On Martin Luther King Day this week, Aspect staff took some time to participate in a Day of Service event. We joined Nature Consortium and many dozens of other volunteers in a restoration effort at Pigeon Point Park in West Seattle. We were tasked with removing invasive blackberries! The weather was great, we didn’t get scratched too badly—we did get muddy, and we made a little dent in the blackberry problem. 

Action shots from the day. Volunteers: 1 - Blackberry Brambles: 0! 
 

Aspect Staff Volunteers Design and Muscle for new Rain Gardens at Carnation Elementary School

Over this past summer, Aspect’s Owen Reese was invited by Stewardship Partners to provide pro bono design for a pair of rain gardens at Carnation Elementary School. The project is part of a long-standing partnership between the Snoqualmie Tribe and Stewardship Partners to plant and promote native species and educate communities on water quality protection. The goal of this demonstration project is to improve infiltration, replace non-native vegetation, and create wildlife habitat. The rain gardens will infiltrate runoff from approximately 6,500 square feet of the school’s roof.  

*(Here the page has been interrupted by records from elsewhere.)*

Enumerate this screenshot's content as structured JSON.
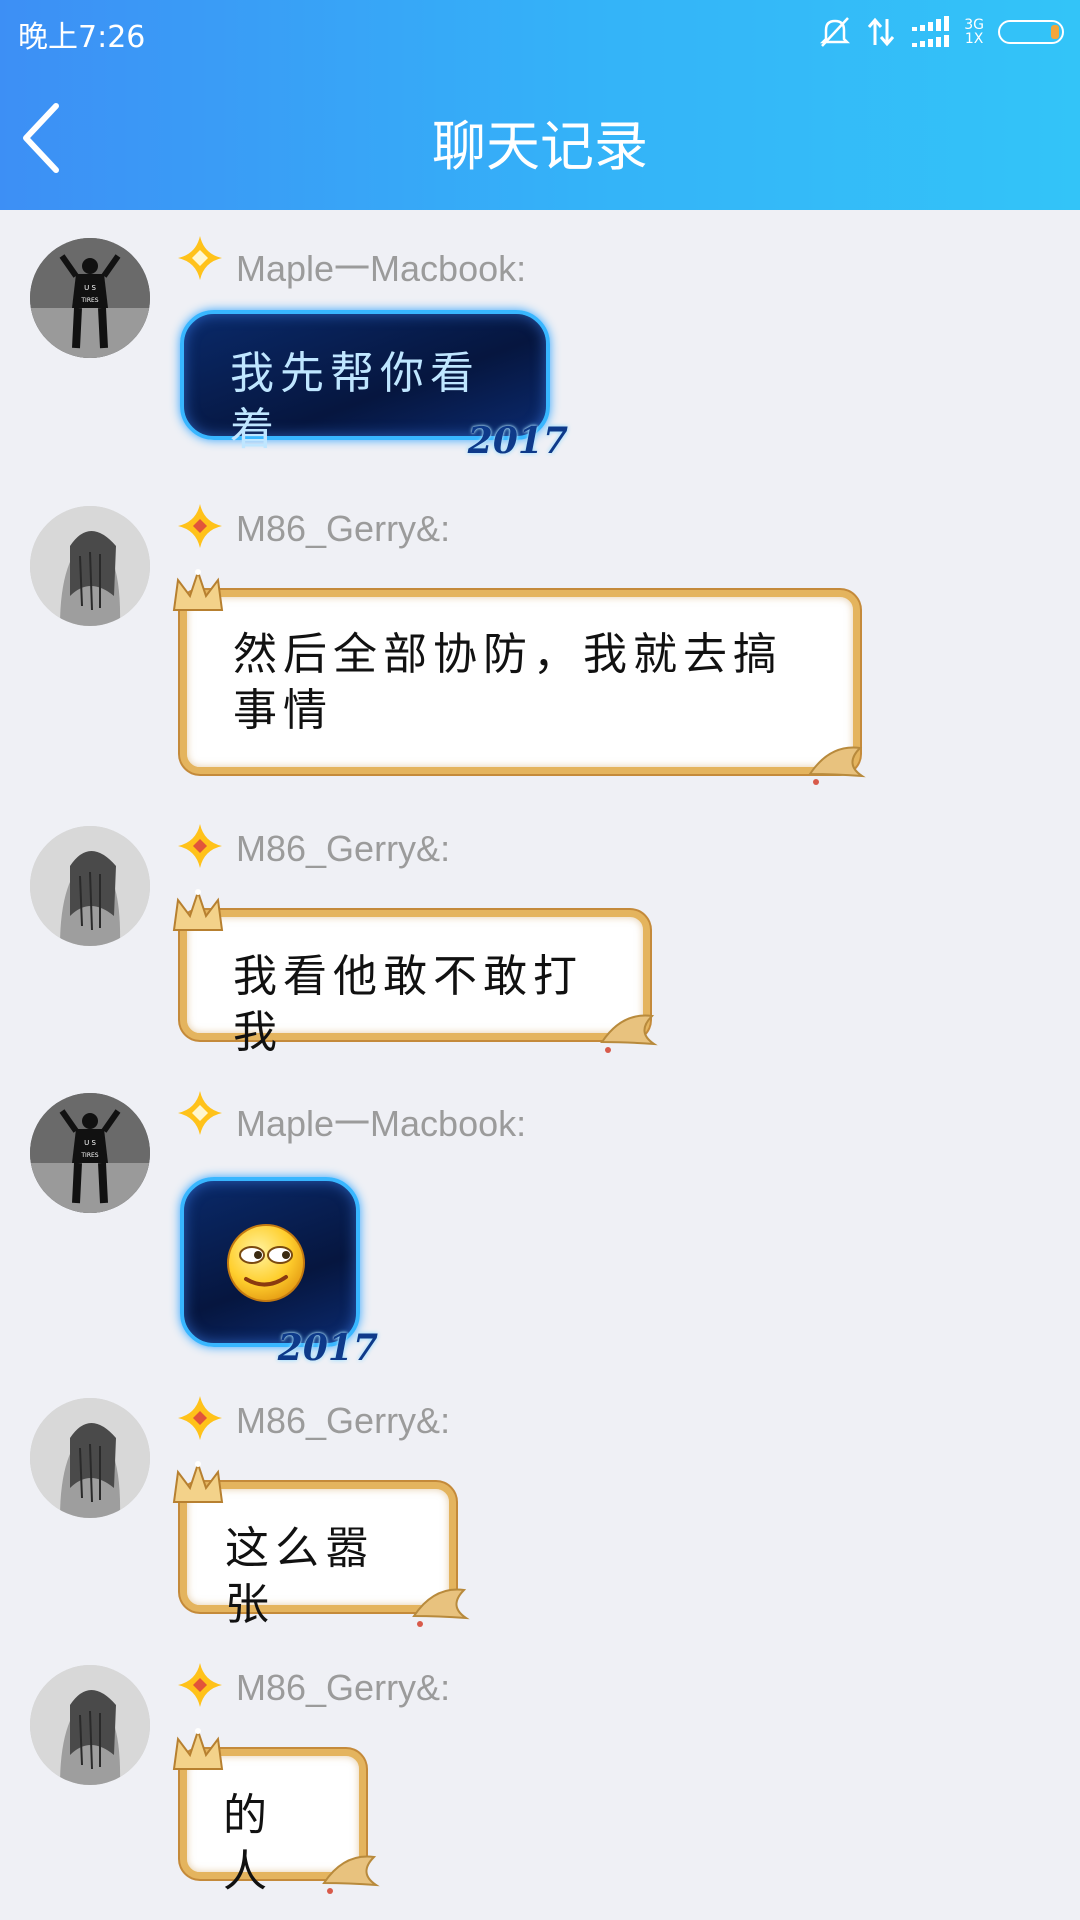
{
  "status_bar": {
    "time": "晚上7:26",
    "network_top": "3G",
    "network_bottom": "1X"
  },
  "header": {
    "title": "聊天记录"
  },
  "colors": {
    "header_start": "#3d8ff5",
    "header_end": "#33c4f8",
    "background": "#eff0f5",
    "sender_name": "#9b9b9b",
    "badge": "#ffc21a"
  },
  "messages": [
    {
      "sender": "Maple一Macbook:",
      "text": "我先帮你看着",
      "bubble": "dark-2017",
      "avatar": "maple-avatar"
    },
    {
      "sender": "M86_Gerry&:",
      "text": "然后全部协防，我就去搞事情",
      "bubble": "gold-frame",
      "avatar": "gerry-avatar"
    },
    {
      "sender": "M86_Gerry&:",
      "text": "我看他敢不敢打我",
      "bubble": "gold-frame",
      "avatar": "gerry-avatar"
    },
    {
      "sender": "Maple一Macbook:",
      "text": "",
      "emoji": "smirk-emoji",
      "bubble": "dark-2017",
      "avatar": "maple-avatar"
    },
    {
      "sender": "M86_Gerry&:",
      "text": "这么嚣张",
      "bubble": "gold-frame",
      "avatar": "gerry-avatar"
    },
    {
      "sender": "M86_Gerry&:",
      "text": "的人",
      "bubble": "gold-frame",
      "avatar": "gerry-avatar"
    }
  ],
  "bubble_tag": "2017"
}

This fall, several Aspect staff, along with volunteers from Stewardship Partners and Carnation Elementary School, gave a Saturday to prepare the rain gardens for planting by shoveling dirt to create the final shape of the rain gardens and place 4 tons of river rock to line the conveyance channels. It was great fun and a good workout!

The school kids will be planting the rain gardens in a few weeks, incorporating native plants selected by the Snoqualmie Tribe as culturally significant.

Aspect’s Owen Reese and Tom Atkins presenting at NEBC’s Stormwater Conference on March 9th

On March 9th in Tacoma, the Northwest Environmental Business Council (NEBC) will host the 9th annual Managing Stormwater Conference in Washington. This focused one-day conference is Washington's leading stormwater event, convening regulated companies, governments, solution providers, and regulators to share solutions to the challenges of stormwater management. The conference’s educational sessions will cover both basics and advanced topics in the areas of industrial stormwater management, construction stormwater management, municipal stormwater management, and cross-cutting issues. Aspect is proud to be a premier sponsor of the conference. Aspect’s stormwater engineers Tom Atkins and Owen Reese will also be contributing to two of the educational sessions. 

Tom will present a case study in the Industrial Treatment Project Showcase Session; his presentation will highlight deployment of a customized treatment system that successfully met tight time constraints, overcame challenging site conditions, and achieved NPDES permit requirements.

Owen will moderate the cross-cutting issues session on the “Impact of Third-Party Lawsuits”. This session will discuss Clean Water Act lawsuits by outside parties as a de facto enforcement tool for stormwater permit compliance, walk through the process of a typical citizen suit,  and share what can be learned from the outcome of these cases. 

Learn more about the conference HERE.